While there are many types of institutions in the US, from research universities to vocational schools to liberal arts colleges, far less known are women’s colleges. Though founded primarily during the 19th century when higher education was inaccessible to women those which exist today have evolved into modern institutions ready to meet the challenges for today.

Women’s colleges are lauded for producing alumnae who go on to be successful in many fields. Although there are less than 50 such institutions in the United States today, their reach is far greater. According to a Forbes article while just 2% of American women attend women’s colleges, their alumnae make up over 20% of the women in Congress and represent 30% of Businessweek’s list of rising American corporate leaders. And the incredible alumnae produced by women’s colleges further demonstrate their success. Just a few of these are:

  • First Female Speaker of the House – Nancy Pelosi (Trinity College)
  • First Female CEO of a Fortune 500 Company – Katherine Graham (Vassar College)
  • First Female Secretary of State – Madeleine Albright (Wellesley College)
  • First African American Judge in the US – Jane Matilda Bolin (Wellesley College)
  • First Woman to win both the Pulitzer and Nobel Prize in Literature – Pearl S. Buck (Randolph-Macon Women’s College)
  • First Female Presidential Cabinet Member – Frances Perkins (Mount Holyoke College)

These alumnae serve to create a network around the globe which help students and fellow alumnae with everything from internship and networking opportunities to a support system for all sorts of problems.

Being a student at a women’s college truly reframes your worldview. After spending 4 years with every student leadership position on campus being filled by a woman it becomes an expectation for the rest of the world. In a society in which women make up a small percentage of the leaders, this experience is empowering and encourages students to take on leadership roles who might not normally do so. In turn it has challenged many of my preconceived notions and in some of the smallest and yet most significant ways. For example, during my first year at Mount Holyoke my class and I weren’t referred to as “Freshman”, but “First years” (just like Harry Potter!) or “Firsties” for short. I’d never considered the fact that while the term Freshman isn’t used to exclude non-male students, it may still be a gendered term and using it at a women’s college seems a bit strange.

Women’s colleges are far more than single-gender institutions. They consistently rank among the top liberal arts colleges nationwide and nearly 75% are in the top tier of other regional and national categories. In fact, I was most interested in Mount Holyoke for it’s across the board diversity and classroom experience and found that on these factors alone it was a better option than the other, co-ed schools I was looking into.

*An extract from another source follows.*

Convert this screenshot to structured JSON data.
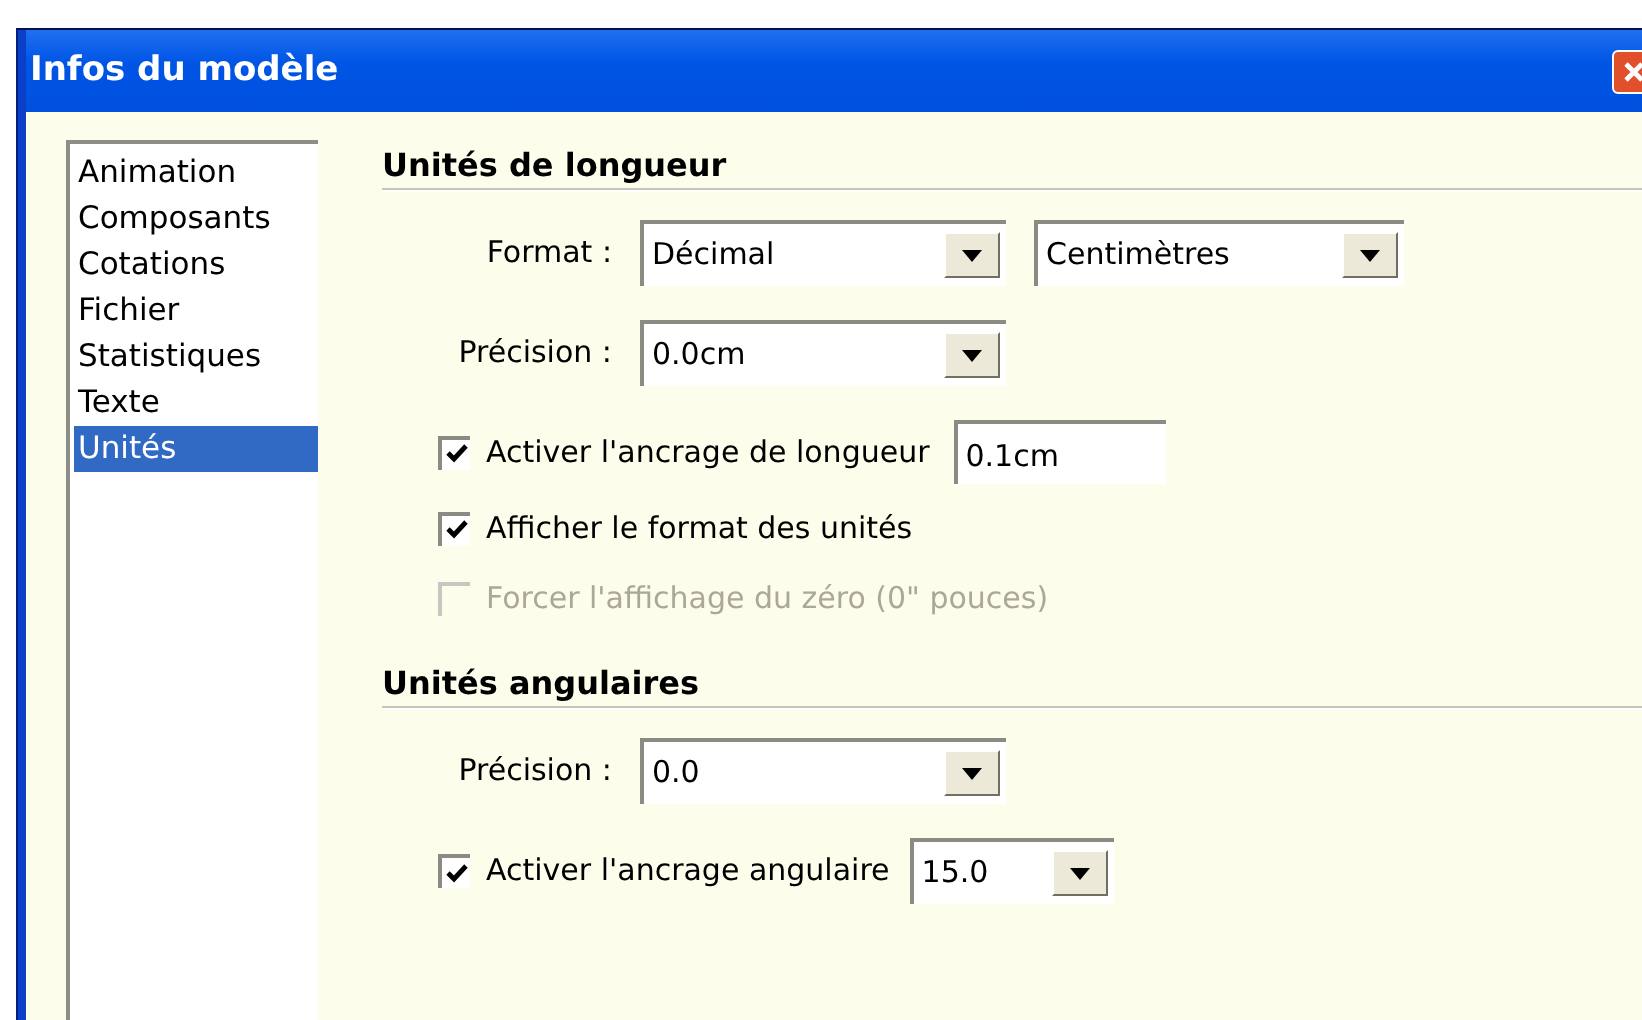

Its status as a women’s college didn’t dissuade me nor convince me, but looking back on my experience the past 3 years it has made all the difference. Even though I went to a public, co-ed high school the fact that the students on campus are generally women has never felt strange. Instead it is a special and wonderful community which I can rely on and find joy in. I am continuously impressed with the amazing things my peers are passionate about or studying. I have met fascinating people from around the world and around the US.

I have personally enjoyed the single-gender makeup, but for prospective students who are more tentative there are many opportunities to collaborate with co-ed institutions. For example, women’s colleges like Mount Holyoke, Smith and Scripps are in consortiums, the Five Colleges and Claremont Colleges respectively, which allow students to take courses, attend events and join organizations at all linked institutions. Even those which are not part of consortiums are far from isolated. Barnard College has a unique partnership with Columbia University and students at Wellesley College can register for courses at neighboring institutions, including MIT, and complete several 5 year dual-degree programs available through such partnerships.

Many students at Mount Holyoke and other women’s colleges openly express that they never expected to end up at a women’s college. In fact some were initially resistant. But whether it was a tour of campus, an encounter with a kind alumna or an inspiring interview each decided it was a good fit. Though women’s colleges are not for everyone, they are truly fantastic institutions which are often misunderstood. They are far from traditional or outdated and in fact are embracing the 21st century head on as places of learning for a motivated and diverse group of students.

An intern at the Fulbright Commission in Brussels, Elisabeth Lee is a rising senior at Mount Holyoke College double majoring in History and French. The opinions expressed in this article do not reflect the views of the EducationUSA Advising Center or of the U.S. Department of State.